Again, You are attended with indwelling sin: a “body of sin,” which, in the account of every one that loves and longs for purity, is a body of death; yea, worse than death itself!—You wish to think spiritually, pray fervently, hear profitably, and, in a word, grow in grace; but this proves a dead weight to all: “the good that ye would, that ye do not!”—You wish to hate and avoid evil, and all its detestable appearances; but you find it in ten thousand forms haunting, surprising, and drawing you aside, so that too often “the evil that ye would not, that ye do!” We doubt not, dear brethren, but that in secret you frequently groan with the apostle, “O wretched man that I am! who shall deliver me from the body of this death?” Now we ask what can afford relief in this case, but a good hope through grace of being freed at the hour of death? This proves a helmet in your spiritual warfare. This will inspire you with courage in every conflict: nothing invigorates the soldier like the hope of conquering at last. With this you will tread down strength, and, in prospect of approaching victory, sing with the apostle, “I thank God through our Lord Jesus Christ.”
Again, You are subject to many fears and despondings of mind ere you reach your desired haven. Too often, through an unwatchful, unholy conduct, the Spirit of God is grieved. His presence once withdrawn, darkness will overspread the mind, and evidences for glory seem blotted out. Satan is often permitted at such seasons to stand as at your right hand, accusing you of your filthy garments; suggesting that such a one cannot be “a brand plucked out of the burning.” Under these exercises the mind is apt to be depressed beyond measure; the soul, afraid of acting presumptuously, in laying hold of consolation, is ready, strangely ready, to sink beneath the waves of dark despair. If any offer consolation, like Rachel on the loss of her children, he “refuseth to be comforted.” The spirit, at some such seasons, is so dejected, it is as if all must be given up. The painful language of the heart is, “The Lord hath forsaken me, and” he whom I once thought “my God hath forgotten me!”—“My hope is dried up, and I am cut off for my part!” Ah, farewell hope! farewell heaven! farewell Christ!—No,—no,—nor Christ, nor heaven, nor hope will suffer this! Let deep call to deep, let waves, let billows overflow, deliverance shall arise, hope will not fail, but will afford relief. It will prove “an anchor to your soul, sure and steadfast.” Yes, it will cheer your heart, and enable you to sing, “Why art thou cast down, O my soul? and why art thou disquieted within me? hope thou in God, for I shall yet praise him, who is the health of my countenance, and my God!”
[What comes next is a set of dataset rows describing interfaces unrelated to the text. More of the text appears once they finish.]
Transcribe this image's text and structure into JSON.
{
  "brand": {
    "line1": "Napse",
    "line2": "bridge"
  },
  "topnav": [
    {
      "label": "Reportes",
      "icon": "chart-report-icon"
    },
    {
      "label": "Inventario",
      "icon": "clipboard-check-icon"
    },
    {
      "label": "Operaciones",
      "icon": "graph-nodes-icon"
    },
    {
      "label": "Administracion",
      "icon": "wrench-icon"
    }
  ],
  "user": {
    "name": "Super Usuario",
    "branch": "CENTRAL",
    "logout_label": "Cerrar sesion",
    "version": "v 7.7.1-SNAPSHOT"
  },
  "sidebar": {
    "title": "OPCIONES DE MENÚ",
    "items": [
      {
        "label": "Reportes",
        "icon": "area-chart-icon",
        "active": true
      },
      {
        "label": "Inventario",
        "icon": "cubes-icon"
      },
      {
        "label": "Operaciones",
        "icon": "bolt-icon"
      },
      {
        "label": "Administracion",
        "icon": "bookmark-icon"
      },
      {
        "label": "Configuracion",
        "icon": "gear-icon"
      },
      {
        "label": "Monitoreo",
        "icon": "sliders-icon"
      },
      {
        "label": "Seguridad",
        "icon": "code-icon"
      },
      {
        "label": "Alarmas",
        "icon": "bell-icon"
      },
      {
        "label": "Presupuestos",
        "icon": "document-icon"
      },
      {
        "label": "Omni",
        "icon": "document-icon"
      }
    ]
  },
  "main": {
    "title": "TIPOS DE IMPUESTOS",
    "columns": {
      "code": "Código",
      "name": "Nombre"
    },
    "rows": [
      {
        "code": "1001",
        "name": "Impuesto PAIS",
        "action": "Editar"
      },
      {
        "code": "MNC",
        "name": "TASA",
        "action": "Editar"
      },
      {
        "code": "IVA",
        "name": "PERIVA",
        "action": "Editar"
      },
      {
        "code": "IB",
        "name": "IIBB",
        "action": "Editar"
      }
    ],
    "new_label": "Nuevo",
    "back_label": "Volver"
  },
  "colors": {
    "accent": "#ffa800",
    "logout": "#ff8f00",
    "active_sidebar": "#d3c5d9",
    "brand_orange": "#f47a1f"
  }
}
Fuller, A. G. (1988). “The Excellency and Unity of Hope,” in Circular Letters. The Complete Works of Andrew Fuller: Expositions—Miscellaneous (J. Belcher, Ed.; Vol. 3, pp. 313–315). Sprinkle Publications.